As Brexit negotiations teeter on the edge, and the position of the Government looks more perilous by the day, many businesses have been concentrating on the “what if’s” scenarios and the impact on business, recruitment, operations, jobs and the like. Planning for HR has probably never been so fraught unless “head in the sand” has been the favoured option!
However, there is another possible scenario that HR may well have missed in all the Brexit noise, but one that seems more and more likely because of it. A well-respected think-tank, The Institute of Employment Rights, has been quietly putting together a weighty document that is likely to influence a Labour Government’s industrial relations policy in the event of it winning an election. This will not involve a tinkering around the edges of employment legislation but a wholescale fundamental change to the way employers engage with their workforces, the rights of the workforce and how they are policed. A cornerstone of the proposals would be to return to the mandatory sectoral bargaining of the 1970’s and then to layer on top of this enterprise bargaining. Bargaining would cover a huge range of issues from terms & conditions and pay, to job grading, job descriptions, restructures and redundancy terms, employment policies, H&S and equality. The list is significant.

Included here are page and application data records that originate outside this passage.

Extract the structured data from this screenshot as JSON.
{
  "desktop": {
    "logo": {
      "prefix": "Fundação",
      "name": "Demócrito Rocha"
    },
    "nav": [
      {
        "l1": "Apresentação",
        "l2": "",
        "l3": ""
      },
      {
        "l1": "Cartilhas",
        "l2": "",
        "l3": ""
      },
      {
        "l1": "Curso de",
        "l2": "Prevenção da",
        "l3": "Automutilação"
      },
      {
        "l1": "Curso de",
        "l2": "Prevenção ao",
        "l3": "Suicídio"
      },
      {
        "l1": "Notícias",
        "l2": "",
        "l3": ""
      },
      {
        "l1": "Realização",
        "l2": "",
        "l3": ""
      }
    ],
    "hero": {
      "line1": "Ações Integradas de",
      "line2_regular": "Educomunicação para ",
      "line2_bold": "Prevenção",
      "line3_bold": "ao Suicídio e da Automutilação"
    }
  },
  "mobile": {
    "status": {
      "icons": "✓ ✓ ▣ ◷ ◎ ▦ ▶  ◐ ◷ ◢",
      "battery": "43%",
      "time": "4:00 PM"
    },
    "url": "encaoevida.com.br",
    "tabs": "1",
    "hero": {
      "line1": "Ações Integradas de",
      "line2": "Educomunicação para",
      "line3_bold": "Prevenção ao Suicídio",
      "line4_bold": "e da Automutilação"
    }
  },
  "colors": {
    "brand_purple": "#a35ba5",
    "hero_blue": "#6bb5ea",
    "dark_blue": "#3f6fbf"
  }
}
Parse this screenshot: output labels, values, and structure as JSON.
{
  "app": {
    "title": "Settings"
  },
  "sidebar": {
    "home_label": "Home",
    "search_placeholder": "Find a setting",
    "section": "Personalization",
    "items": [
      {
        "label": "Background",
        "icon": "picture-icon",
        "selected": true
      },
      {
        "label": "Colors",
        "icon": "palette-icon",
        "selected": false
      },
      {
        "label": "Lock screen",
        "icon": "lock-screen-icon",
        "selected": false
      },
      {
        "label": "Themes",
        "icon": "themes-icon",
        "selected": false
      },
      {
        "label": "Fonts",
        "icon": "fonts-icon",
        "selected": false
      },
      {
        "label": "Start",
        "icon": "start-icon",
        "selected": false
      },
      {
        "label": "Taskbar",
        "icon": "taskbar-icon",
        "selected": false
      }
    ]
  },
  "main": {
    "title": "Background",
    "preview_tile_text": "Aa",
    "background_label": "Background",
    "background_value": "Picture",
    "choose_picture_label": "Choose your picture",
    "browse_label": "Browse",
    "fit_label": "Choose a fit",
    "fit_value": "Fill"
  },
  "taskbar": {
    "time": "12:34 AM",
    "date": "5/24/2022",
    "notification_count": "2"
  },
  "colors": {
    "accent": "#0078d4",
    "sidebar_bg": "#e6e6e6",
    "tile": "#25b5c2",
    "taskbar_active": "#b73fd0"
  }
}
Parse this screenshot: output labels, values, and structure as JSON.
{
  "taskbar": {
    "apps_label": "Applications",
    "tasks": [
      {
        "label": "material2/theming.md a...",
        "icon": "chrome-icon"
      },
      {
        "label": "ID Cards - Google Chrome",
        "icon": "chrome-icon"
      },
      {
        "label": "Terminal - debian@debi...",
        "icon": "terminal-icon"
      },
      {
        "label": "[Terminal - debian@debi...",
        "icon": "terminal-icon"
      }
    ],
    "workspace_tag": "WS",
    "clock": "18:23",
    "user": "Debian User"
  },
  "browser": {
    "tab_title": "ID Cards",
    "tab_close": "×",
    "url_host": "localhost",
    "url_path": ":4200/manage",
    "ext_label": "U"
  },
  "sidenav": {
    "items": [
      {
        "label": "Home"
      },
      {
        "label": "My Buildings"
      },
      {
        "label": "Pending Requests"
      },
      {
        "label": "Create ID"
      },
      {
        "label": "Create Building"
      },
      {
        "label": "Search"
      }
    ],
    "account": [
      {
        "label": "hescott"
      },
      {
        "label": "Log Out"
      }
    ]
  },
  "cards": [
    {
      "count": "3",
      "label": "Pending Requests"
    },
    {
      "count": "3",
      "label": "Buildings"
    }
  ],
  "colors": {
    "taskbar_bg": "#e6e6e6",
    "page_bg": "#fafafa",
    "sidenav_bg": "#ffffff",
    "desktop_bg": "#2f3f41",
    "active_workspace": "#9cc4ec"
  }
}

So where does this leave HR? Many HR professionals have never had to deal with trade unions save in the context of a TU rep attending disciplinary or grievance meetings for individuals. The new world of industrial relations is likely to look very different under a Labour Government and will require a completely new skill set for the professional HR manager. Understanding the mechanisms of trade unions, how they work, and who’s who within the union will become essential. Perhaps most importantly HR will have to tread a fine line in what is effectively a “marriage” between the company and the union(s) from which the company cannot walk away. Both parties are in it for the long haul. Becoming a good negotiator, not just with the union, but perhaps with an over-zealous and robust management team, will become an essential part of HR’s armoury in the new industrial relations world. The HR person who proves their ability to maintain stability between the two sides, whilst helping drive the business forward will be a sought-after commodity. If HR thought Brexit was a headache, watch this space!
16th November 2018